-- Opening Marker --

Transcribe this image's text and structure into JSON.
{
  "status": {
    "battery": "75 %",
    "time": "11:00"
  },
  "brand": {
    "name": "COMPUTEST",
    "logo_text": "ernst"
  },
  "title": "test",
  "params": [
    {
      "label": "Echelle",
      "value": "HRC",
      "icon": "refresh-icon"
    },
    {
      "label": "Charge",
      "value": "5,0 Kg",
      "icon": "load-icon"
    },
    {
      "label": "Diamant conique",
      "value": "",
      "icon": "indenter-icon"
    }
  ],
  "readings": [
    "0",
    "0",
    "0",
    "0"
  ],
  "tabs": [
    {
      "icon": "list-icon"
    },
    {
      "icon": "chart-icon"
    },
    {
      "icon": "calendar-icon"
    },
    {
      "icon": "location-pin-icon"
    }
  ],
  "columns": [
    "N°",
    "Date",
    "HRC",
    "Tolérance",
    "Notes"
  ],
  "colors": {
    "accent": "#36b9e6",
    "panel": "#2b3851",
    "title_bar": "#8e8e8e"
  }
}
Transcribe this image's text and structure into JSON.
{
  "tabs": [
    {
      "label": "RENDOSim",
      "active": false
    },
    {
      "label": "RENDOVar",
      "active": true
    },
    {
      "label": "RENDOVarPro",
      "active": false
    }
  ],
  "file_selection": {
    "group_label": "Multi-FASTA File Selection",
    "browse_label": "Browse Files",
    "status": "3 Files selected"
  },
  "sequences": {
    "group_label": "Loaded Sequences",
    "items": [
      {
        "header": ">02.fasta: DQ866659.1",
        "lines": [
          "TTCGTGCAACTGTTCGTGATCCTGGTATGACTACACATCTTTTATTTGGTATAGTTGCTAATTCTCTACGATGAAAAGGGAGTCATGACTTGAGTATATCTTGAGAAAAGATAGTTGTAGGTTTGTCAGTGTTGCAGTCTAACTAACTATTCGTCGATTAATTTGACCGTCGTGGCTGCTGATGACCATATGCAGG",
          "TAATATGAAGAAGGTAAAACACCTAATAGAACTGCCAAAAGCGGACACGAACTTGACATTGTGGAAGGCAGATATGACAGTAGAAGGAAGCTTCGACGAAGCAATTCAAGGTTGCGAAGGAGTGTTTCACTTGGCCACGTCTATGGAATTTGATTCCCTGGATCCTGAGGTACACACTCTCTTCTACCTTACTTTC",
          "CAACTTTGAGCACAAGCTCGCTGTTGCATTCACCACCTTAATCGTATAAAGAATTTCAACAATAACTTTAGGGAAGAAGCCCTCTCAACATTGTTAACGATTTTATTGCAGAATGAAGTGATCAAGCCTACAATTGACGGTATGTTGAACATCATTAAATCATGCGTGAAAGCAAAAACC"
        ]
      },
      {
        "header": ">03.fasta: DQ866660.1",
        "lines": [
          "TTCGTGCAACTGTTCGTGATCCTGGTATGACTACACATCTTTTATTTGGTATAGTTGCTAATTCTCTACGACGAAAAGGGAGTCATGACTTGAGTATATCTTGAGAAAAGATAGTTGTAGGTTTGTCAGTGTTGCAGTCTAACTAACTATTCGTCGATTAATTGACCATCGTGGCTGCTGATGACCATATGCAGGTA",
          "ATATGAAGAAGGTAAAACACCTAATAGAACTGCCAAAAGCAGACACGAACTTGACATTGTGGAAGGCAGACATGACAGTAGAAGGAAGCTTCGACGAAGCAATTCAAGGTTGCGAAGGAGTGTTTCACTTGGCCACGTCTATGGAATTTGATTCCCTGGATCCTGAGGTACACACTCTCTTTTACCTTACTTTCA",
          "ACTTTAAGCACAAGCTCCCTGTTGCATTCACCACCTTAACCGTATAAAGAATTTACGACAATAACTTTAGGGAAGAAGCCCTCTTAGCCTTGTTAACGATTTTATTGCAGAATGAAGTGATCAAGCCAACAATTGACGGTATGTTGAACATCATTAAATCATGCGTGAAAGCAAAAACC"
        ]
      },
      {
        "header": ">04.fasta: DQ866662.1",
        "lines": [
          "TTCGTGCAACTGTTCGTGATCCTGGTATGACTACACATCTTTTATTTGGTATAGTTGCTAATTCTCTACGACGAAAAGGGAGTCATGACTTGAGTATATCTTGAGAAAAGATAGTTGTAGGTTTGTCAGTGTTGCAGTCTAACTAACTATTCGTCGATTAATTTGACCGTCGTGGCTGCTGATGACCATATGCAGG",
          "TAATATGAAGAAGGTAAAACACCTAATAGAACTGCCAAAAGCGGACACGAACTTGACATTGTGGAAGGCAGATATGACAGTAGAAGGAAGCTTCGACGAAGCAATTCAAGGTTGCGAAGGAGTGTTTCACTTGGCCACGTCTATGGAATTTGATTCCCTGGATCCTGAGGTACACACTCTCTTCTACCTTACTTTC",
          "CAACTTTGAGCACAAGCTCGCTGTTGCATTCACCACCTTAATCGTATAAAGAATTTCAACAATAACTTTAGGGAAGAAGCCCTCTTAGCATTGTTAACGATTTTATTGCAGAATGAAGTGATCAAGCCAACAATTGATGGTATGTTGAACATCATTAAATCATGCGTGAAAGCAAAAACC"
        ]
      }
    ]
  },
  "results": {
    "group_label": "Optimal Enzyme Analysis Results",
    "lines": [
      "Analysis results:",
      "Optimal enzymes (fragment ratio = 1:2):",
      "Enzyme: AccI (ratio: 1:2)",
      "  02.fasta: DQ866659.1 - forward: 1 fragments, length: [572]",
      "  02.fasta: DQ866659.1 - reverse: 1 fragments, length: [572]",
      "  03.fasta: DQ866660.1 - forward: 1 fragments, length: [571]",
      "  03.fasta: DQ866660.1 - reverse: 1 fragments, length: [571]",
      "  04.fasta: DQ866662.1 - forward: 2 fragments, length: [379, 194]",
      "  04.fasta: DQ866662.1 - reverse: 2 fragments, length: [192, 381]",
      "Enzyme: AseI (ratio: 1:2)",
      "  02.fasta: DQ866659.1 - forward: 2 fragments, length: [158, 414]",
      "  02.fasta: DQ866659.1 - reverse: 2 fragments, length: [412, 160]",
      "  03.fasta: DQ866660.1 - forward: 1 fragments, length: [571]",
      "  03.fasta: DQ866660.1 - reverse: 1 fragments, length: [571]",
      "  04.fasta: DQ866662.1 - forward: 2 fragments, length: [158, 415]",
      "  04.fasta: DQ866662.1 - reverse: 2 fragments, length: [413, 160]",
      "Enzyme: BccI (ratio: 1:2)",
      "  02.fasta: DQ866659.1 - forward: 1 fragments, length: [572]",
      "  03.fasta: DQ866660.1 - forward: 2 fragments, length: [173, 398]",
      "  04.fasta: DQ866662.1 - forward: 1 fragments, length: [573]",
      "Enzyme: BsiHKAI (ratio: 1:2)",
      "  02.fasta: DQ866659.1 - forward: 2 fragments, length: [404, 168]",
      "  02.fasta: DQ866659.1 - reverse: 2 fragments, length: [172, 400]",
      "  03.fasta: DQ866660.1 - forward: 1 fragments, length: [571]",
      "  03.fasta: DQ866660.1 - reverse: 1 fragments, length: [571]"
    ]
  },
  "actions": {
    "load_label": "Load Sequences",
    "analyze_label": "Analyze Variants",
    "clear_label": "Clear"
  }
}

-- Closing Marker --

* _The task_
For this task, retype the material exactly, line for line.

* _Task answer_
Transcribe this image's text and structure into JSON.
{
  "status": {
    "battery": "75 %",
    "time": "11:00"
  },
  "brand": {
    "name": "COMPUTEST",
    "logo_text": "ernst"
  },
  "title": "test",
  "params": [
    {
      "label": "Echelle",
      "value": "HRC",
      "icon": "refresh-icon"
    },
    {
      "label": "Charge",
      "value": "5,0 Kg",
      "icon": "load-icon"
    },
    {
      "label": "Diamant conique",
      "value": "",
      "icon": "indenter-icon"
    }
  ],
  "readings": [
    "0",
    "0",
    "0",
    "0"
  ],
  "tabs": [
    {
      "icon": "list-icon"
    },
    {
      "icon": "chart-icon"
    },
    {
      "icon": "calendar-icon"
    },
    {
      "icon": "location-pin-icon"
    }
  ],
  "columns": [
    "N°",
    "Date",
    "HRC",
    "Tolérance",
    "Notes"
  ],
  "colors": {
    "accent": "#36b9e6",
    "panel": "#2b3851",
    "title_bar": "#8e8e8e"
  }
}
Transcribe this image's text and structure into JSON.
{
  "tabs": [
    {
      "label": "RENDOSim",
      "active": false
    },
    {
      "label": "RENDOVar",
      "active": true
    },
    {
      "label": "RENDOVarPro",
      "active": false
    }
  ],
  "file_selection": {
    "group_label": "Multi-FASTA File Selection",
    "browse_label": "Browse Files",
    "status": "3 Files selected"
  },
  "sequences": {
    "group_label": "Loaded Sequences",
    "items": [
      {
        "header": ">02.fasta: DQ866659.1",
        "lines": [
          "TTCGTGCAACTGTTCGTGATCCTGGTATGACTACACATCTTTTATTTGGTATAGTTGCTAATTCTCTACGATGAAAAGGGAGTCATGACTTGAGTATATCTTGAGAAAAGATAGTTGTAGGTTTGTCAGTGTTGCAGTCTAACTAACTATTCGTCGATTAATTTGACCGTCGTGGCTGCTGATGACCATATGCAGG",
          "TAATATGAAGAAGGTAAAACACCTAATAGAACTGCCAAAAGCGGACACGAACTTGACATTGTGGAAGGCAGATATGACAGTAGAAGGAAGCTTCGACGAAGCAATTCAAGGTTGCGAAGGAGTGTTTCACTTGGCCACGTCTATGGAATTTGATTCCCTGGATCCTGAGGTACACACTCTCTTCTACCTTACTTTC",
          "CAACTTTGAGCACAAGCTCGCTGTTGCATTCACCACCTTAATCGTATAAAGAATTTCAACAATAACTTTAGGGAAGAAGCCCTCTCAACATTGTTAACGATTTTATTGCAGAATGAAGTGATCAAGCCTACAATTGACGGTATGTTGAACATCATTAAATCATGCGTGAAAGCAAAAACC"
        ]
      },
      {
        "header": ">03.fasta: DQ866660.1",
        "lines": [
          "TTCGTGCAACTGTTCGTGATCCTGGTATGACTACACATCTTTTATTTGGTATAGTTGCTAATTCTCTACGACGAAAAGGGAGTCATGACTTGAGTATATCTTGAGAAAAGATAGTTGTAGGTTTGTCAGTGTTGCAGTCTAACTAACTATTCGTCGATTAATTGACCATCGTGGCTGCTGATGACCATATGCAGGTA",
          "ATATGAAGAAGGTAAAACACCTAATAGAACTGCCAAAAGCAGACACGAACTTGACATTGTGGAAGGCAGACATGACAGTAGAAGGAAGCTTCGACGAAGCAATTCAAGGTTGCGAAGGAGTGTTTCACTTGGCCACGTCTATGGAATTTGATTCCCTGGATCCTGAGGTACACACTCTCTTTTACCTTACTTTCA",
          "ACTTTAAGCACAAGCTCCCTGTTGCATTCACCACCTTAACCGTATAAAGAATTTACGACAATAACTTTAGGGAAGAAGCCCTCTTAGCCTTGTTAACGATTTTATTGCAGAATGAAGTGATCAAGCCAACAATTGACGGTATGTTGAACATCATTAAATCATGCGTGAAAGCAAAAACC"
        ]
      },
      {
        "header": ">04.fasta: DQ866662.1",
        "lines": [
          "TTCGTGCAACTGTTCGTGATCCTGGTATGACTACACATCTTTTATTTGGTATAGTTGCTAATTCTCTACGACGAAAAGGGAGTCATGACTTGAGTATATCTTGAGAAAAGATAGTTGTAGGTTTGTCAGTGTTGCAGTCTAACTAACTATTCGTCGATTAATTTGACCGTCGTGGCTGCTGATGACCATATGCAGG",
          "TAATATGAAGAAGGTAAAACACCTAATAGAACTGCCAAAAGCGGACACGAACTTGACATTGTGGAAGGCAGATATGACAGTAGAAGGAAGCTTCGACGAAGCAATTCAAGGTTGCGAAGGAGTGTTTCACTTGGCCACGTCTATGGAATTTGATTCCCTGGATCCTGAGGTACACACTCTCTTCTACCTTACTTTC",
          "CAACTTTGAGCACAAGCTCGCTGTTGCATTCACCACCTTAATCGTATAAAGAATTTCAACAATAACTTTAGGGAAGAAGCCCTCTTAGCATTGTTAACGATTTTATTGCAGAATGAAGTGATCAAGCCAACAATTGATGGTATGTTGAACATCATTAAATCATGCGTGAAAGCAAAAACC"
        ]
      }
    ]
  },
  "results": {
    "group_label": "Optimal Enzyme Analysis Results",
    "lines": [
      "Analysis results:",
      "Optimal enzymes (fragment ratio = 1:2):",
      "Enzyme: AccI (ratio: 1:2)",
      "  02.fasta: DQ866659.1 - forward: 1 fragments, length: [572]",
      "  02.fasta: DQ866659.1 - reverse: 1 fragments, length: [572]",
      "  03.fasta: DQ866660.1 - forward: 1 fragments, length: [571]",
      "  03.fasta: DQ866660.1 - reverse: 1 fragments, length: [571]",
      "  04.fasta: DQ866662.1 - forward: 2 fragments, length: [379, 194]",
      "  04.fasta: DQ866662.1 - reverse: 2 fragments, length: [192, 381]",
      "Enzyme: AseI (ratio: 1:2)",
      "  02.fasta: DQ866659.1 - forward: 2 fragments, length: [158, 414]",
      "  02.fasta: DQ866659.1 - reverse: 2 fragments, length: [412, 160]",
      "  03.fasta: DQ866660.1 - forward: 1 fragments, length: [571]",
      "  03.fasta: DQ866660.1 - reverse: 1 fragments, length: [571]",
      "  04.fasta: DQ866662.1 - forward: 2 fragments, length: [158, 415]",
      "  04.fasta: DQ866662.1 - reverse: 2 fragments, length: [413, 160]",
      "Enzyme: BccI (ratio: 1:2)",
      "  02.fasta: DQ866659.1 - forward: 1 fragments, length: [572]",
      "  03.fasta: DQ866660.1 - forward: 2 fragments, length: [173, 398]",
      "  04.fasta: DQ866662.1 - forward: 1 fragments, length: [573]",
      "Enzyme: BsiHKAI (ratio: 1:2)",
      "  02.fasta: DQ866659.1 - forward: 2 fragments, length: [404, 168]",
      "  02.fasta: DQ866659.1 - reverse: 2 fragments, length: [172, 400]",
      "  03.fasta: DQ866660.1 - forward: 1 fragments, length: [571]",
      "  03.fasta: DQ866660.1 - reverse: 1 fragments, length: [571]"
    ]
  },
  "actions": {
    "load_label": "Load Sequences",
    "analyze_label": "Analyze Variants",
    "clear_label": "Clear"
  }
}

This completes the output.